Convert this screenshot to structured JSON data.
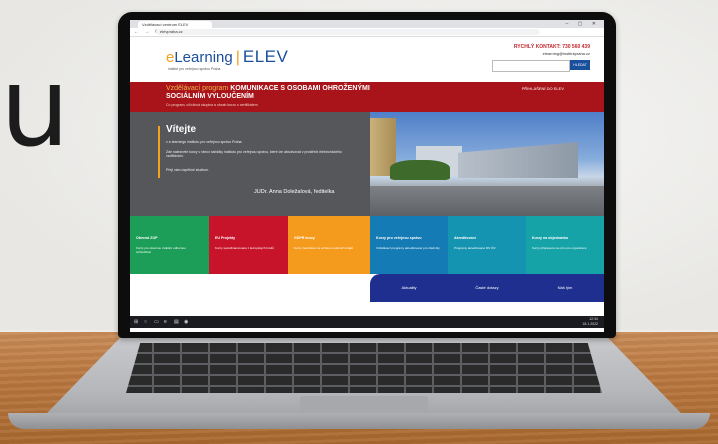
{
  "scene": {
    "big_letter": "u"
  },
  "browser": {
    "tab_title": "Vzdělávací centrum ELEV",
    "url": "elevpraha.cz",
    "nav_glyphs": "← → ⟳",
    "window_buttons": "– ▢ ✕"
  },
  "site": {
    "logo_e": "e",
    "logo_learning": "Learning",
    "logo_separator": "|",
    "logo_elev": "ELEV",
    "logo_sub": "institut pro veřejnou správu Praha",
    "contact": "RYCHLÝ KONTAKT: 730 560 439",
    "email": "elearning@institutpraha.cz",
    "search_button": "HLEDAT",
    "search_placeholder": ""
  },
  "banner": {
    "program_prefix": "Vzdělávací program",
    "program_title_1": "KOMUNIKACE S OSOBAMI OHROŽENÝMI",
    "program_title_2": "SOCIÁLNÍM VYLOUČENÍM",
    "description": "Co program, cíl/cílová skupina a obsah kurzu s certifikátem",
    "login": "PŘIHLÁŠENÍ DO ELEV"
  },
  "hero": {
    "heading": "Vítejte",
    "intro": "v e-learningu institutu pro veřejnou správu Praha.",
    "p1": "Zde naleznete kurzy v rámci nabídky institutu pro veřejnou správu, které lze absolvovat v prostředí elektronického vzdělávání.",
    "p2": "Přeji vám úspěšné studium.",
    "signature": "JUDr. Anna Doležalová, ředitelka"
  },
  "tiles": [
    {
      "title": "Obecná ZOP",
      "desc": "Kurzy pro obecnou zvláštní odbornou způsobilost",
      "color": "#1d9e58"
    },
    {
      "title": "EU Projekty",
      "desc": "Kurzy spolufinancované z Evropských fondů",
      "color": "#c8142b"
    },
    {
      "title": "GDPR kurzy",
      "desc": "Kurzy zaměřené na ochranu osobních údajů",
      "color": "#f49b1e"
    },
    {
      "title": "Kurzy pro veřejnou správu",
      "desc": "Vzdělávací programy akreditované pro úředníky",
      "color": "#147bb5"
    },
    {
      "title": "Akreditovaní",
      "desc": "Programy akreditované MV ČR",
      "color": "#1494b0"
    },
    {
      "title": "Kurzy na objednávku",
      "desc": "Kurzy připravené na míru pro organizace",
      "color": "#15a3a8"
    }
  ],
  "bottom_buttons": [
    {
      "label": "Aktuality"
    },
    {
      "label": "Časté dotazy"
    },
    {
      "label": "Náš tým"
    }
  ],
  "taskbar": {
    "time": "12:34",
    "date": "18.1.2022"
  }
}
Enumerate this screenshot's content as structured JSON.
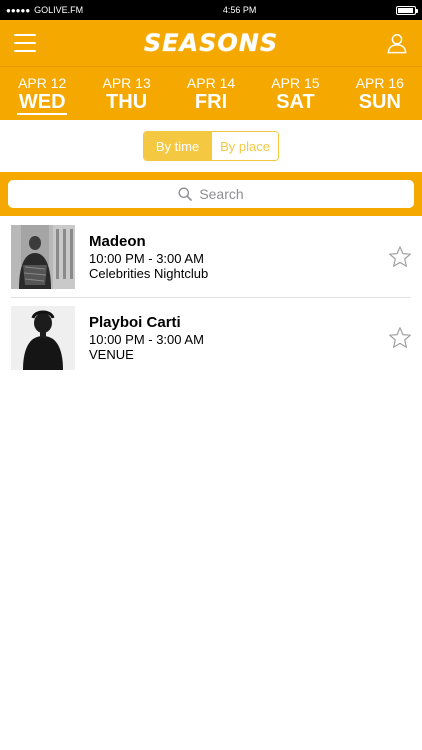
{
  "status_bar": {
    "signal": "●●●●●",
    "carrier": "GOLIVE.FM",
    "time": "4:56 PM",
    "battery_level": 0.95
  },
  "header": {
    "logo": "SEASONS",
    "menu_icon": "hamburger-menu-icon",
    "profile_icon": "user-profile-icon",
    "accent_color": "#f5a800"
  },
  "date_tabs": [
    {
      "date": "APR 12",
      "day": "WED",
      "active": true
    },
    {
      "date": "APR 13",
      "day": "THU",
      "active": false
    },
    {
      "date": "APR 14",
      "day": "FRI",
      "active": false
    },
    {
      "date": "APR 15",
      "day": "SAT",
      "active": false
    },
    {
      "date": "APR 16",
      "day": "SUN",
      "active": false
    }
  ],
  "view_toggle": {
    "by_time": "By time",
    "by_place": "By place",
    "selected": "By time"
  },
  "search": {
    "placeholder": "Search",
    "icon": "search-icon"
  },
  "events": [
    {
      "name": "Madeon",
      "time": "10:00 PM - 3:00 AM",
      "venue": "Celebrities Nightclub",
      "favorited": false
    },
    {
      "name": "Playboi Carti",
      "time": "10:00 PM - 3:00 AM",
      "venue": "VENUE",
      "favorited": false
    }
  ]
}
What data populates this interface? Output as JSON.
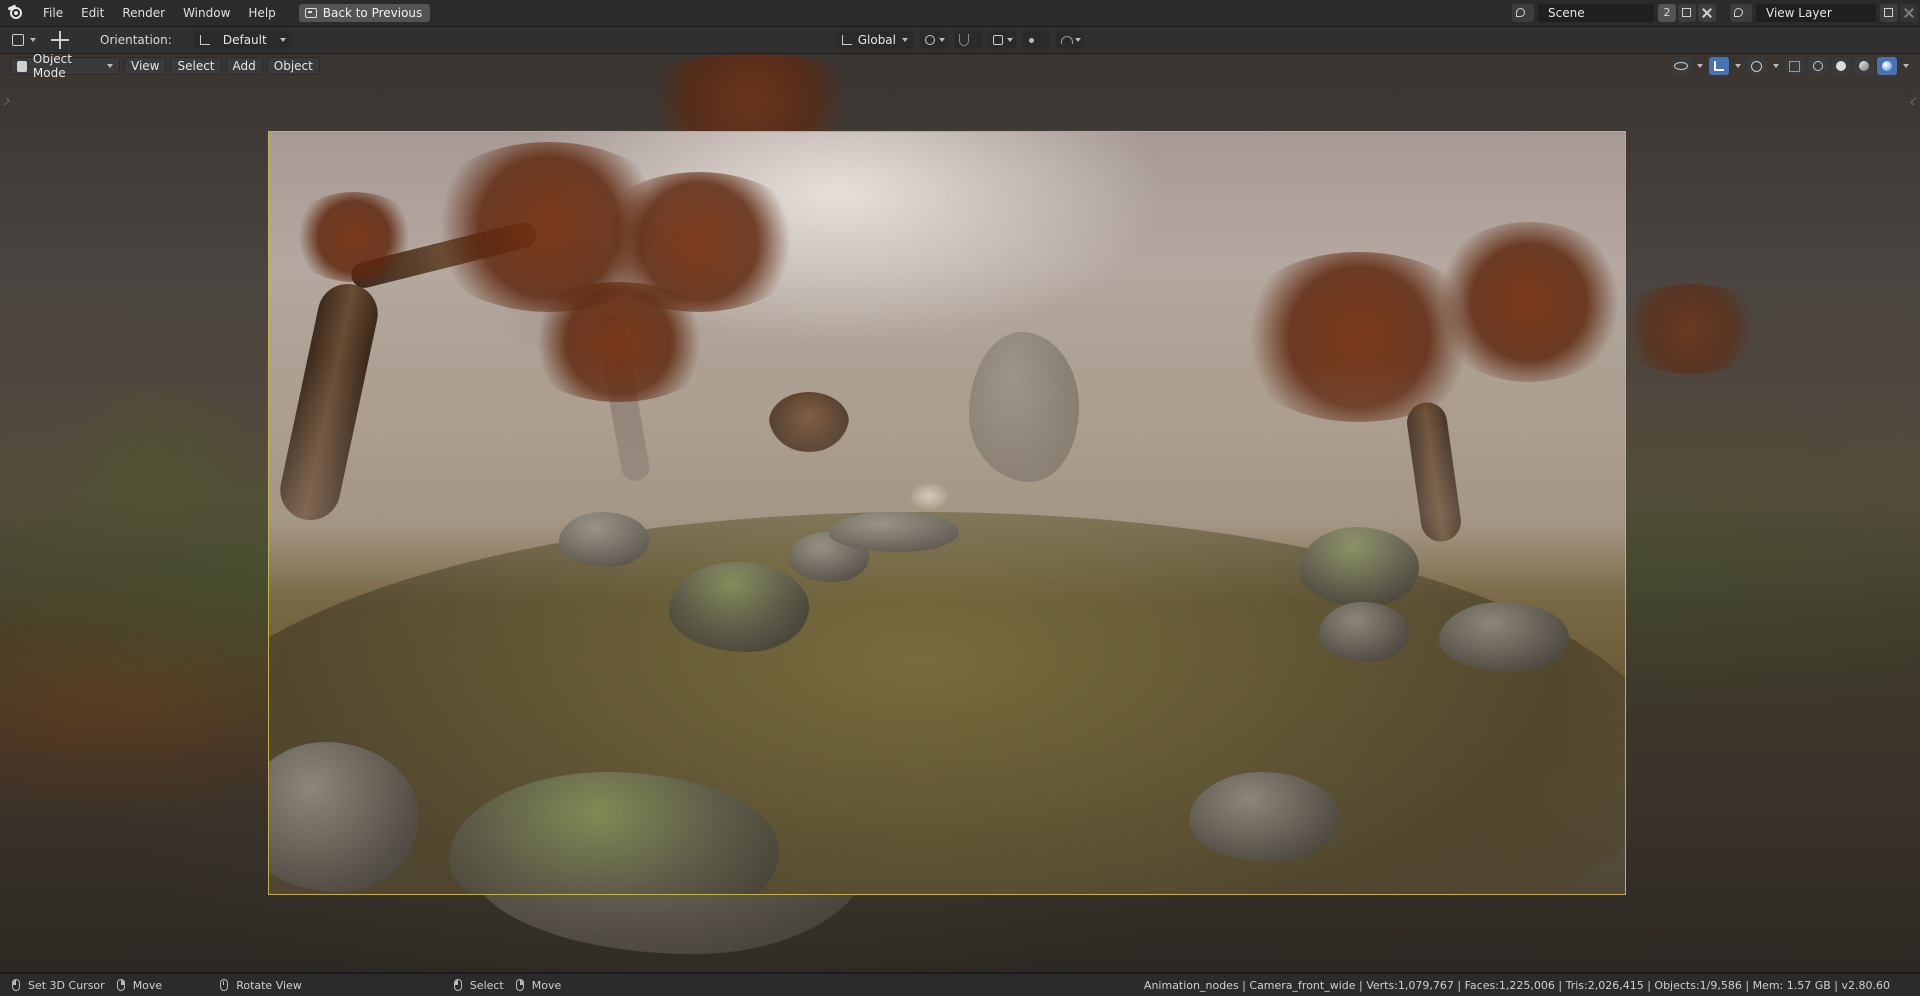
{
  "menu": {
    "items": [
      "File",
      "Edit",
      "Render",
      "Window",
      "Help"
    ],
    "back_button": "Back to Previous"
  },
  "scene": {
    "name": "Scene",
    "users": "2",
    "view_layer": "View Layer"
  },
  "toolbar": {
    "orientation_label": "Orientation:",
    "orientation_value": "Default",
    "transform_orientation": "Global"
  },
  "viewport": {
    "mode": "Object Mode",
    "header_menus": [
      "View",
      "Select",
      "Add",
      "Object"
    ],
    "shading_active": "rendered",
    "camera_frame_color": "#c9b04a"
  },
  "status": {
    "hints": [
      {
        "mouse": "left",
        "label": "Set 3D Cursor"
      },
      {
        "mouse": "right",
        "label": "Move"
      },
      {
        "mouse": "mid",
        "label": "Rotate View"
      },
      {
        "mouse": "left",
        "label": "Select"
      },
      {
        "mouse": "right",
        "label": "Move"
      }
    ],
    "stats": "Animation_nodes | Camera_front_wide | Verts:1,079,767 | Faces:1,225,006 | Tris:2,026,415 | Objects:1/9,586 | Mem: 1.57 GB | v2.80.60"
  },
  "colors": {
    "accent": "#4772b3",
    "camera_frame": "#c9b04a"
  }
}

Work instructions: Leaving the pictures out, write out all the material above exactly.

Result below:
Convert this screenshot to structured JSON data.
{
  "scene": {
    "big_letter": "u"
  },
  "browser": {
    "tab_title": "Vzdělávací centrum ELEV",
    "url": "elevpraha.cz",
    "nav_glyphs": "← → ⟳",
    "window_buttons": "– ▢ ✕"
  },
  "site": {
    "logo_e": "e",
    "logo_learning": "Learning",
    "logo_separator": "|",
    "logo_elev": "ELEV",
    "logo_sub": "institut pro veřejnou správu Praha",
    "contact": "RYCHLÝ KONTAKT: 730 560 439",
    "email": "elearning@institutpraha.cz",
    "search_button": "HLEDAT",
    "search_placeholder": ""
  },
  "banner": {
    "program_prefix": "Vzdělávací program",
    "program_title_1": "KOMUNIKACE S OSOBAMI OHROŽENÝMI",
    "program_title_2": "SOCIÁLNÍM VYLOUČENÍM",
    "description": "Co program, cíl/cílová skupina a obsah kurzu s certifikátem",
    "login": "PŘIHLÁŠENÍ DO ELEV"
  },
  "hero": {
    "heading": "Vítejte",
    "intro": "v e-learningu institutu pro veřejnou správu Praha.",
    "p1": "Zde naleznete kurzy v rámci nabídky institutu pro veřejnou správu, které lze absolvovat v prostředí elektronického vzdělávání.",
    "p2": "Přeji vám úspěšné studium.",
    "signature": "JUDr. Anna Doležalová, ředitelka"
  },
  "tiles": [
    {
      "title": "Obecná ZOP",
      "desc": "Kurzy pro obecnou zvláštní odbornou způsobilost",
      "color": "#1d9e58"
    },
    {
      "title": "EU Projekty",
      "desc": "Kurzy spolufinancované z Evropských fondů",
      "color": "#c8142b"
    },
    {
      "title": "GDPR kurzy",
      "desc": "Kurzy zaměřené na ochranu osobních údajů",
      "color": "#f49b1e"
    },
    {
      "title": "Kurzy pro veřejnou správu",
      "desc": "Vzdělávací programy akreditované pro úředníky",
      "color": "#147bb5"
    },
    {
      "title": "Akreditovaní",
      "desc": "Programy akreditované MV ČR",
      "color": "#1494b0"
    },
    {
      "title": "Kurzy na objednávku",
      "desc": "Kurzy připravené na míru pro organizace",
      "color": "#15a3a8"
    }
  ],
  "bottom_buttons": [
    {
      "label": "Aktuality"
    },
    {
      "label": "Časté dotazy"
    },
    {
      "label": "Náš tým"
    }
  ],
  "taskbar": {
    "time": "12:34",
    "date": "18.1.2022"
  }
}
Enumerate this screenshot's content as structured JSON.
{
  "status_bar": {
    "signal": "●●●●●",
    "carrier": "GOLIVE.FM",
    "time": "4:56 PM",
    "battery_level": 0.95
  },
  "header": {
    "logo": "SEASONS",
    "menu_icon": "hamburger-menu-icon",
    "profile_icon": "user-profile-icon",
    "accent_color": "#f5a800"
  },
  "date_tabs": [
    {
      "date": "APR 12",
      "day": "WED",
      "active": true
    },
    {
      "date": "APR 13",
      "day": "THU",
      "active": false
    },
    {
      "date": "APR 14",
      "day": "FRI",
      "active": false
    },
    {
      "date": "APR 15",
      "day": "SAT",
      "active": false
    },
    {
      "date": "APR 16",
      "day": "SUN",
      "active": false
    }
  ],
  "view_toggle": {
    "by_time": "By time",
    "by_place": "By place",
    "selected": "By time"
  },
  "search": {
    "placeholder": "Search",
    "icon": "search-icon"
  },
  "events": [
    {
      "name": "Madeon",
      "time": "10:00 PM - 3:00 AM",
      "venue": "Celebrities Nightclub",
      "favorited": false
    },
    {
      "name": "Playboi Carti",
      "time": "10:00 PM - 3:00 AM",
      "venue": "VENUE",
      "favorited": false
    }
  ]
}
What data populates this interface? Output as JSON.
{
  "menu": {
    "items": [
      "File",
      "Edit",
      "Render",
      "Window",
      "Help"
    ],
    "back_button": "Back to Previous"
  },
  "scene": {
    "name": "Scene",
    "users": "2",
    "view_layer": "View Layer"
  },
  "toolbar": {
    "orientation_label": "Orientation:",
    "orientation_value": "Default",
    "transform_orientation": "Global"
  },
  "viewport": {
    "mode": "Object Mode",
    "header_menus": [
      "View",
      "Select",
      "Add",
      "Object"
    ],
    "shading_active": "rendered",
    "camera_frame_color": "#c9b04a"
  },
  "status": {
    "hints": [
      {
        "mouse": "left",
        "label": "Set 3D Cursor"
      },
      {
        "mouse": "right",
        "label": "Move"
      },
      {
        "mouse": "mid",
        "label": "Rotate View"
      },
      {
        "mouse": "left",
        "label": "Select"
      },
      {
        "mouse": "right",
        "label": "Move"
      }
    ],
    "stats": "Animation_nodes | Camera_front_wide | Verts:1,079,767 | Faces:1,225,006 | Tris:2,026,415 | Objects:1/9,586 | Mem: 1.57 GB | v2.80.60"
  },
  "colors": {
    "accent": "#4772b3",
    "camera_frame": "#c9b04a"
  }
}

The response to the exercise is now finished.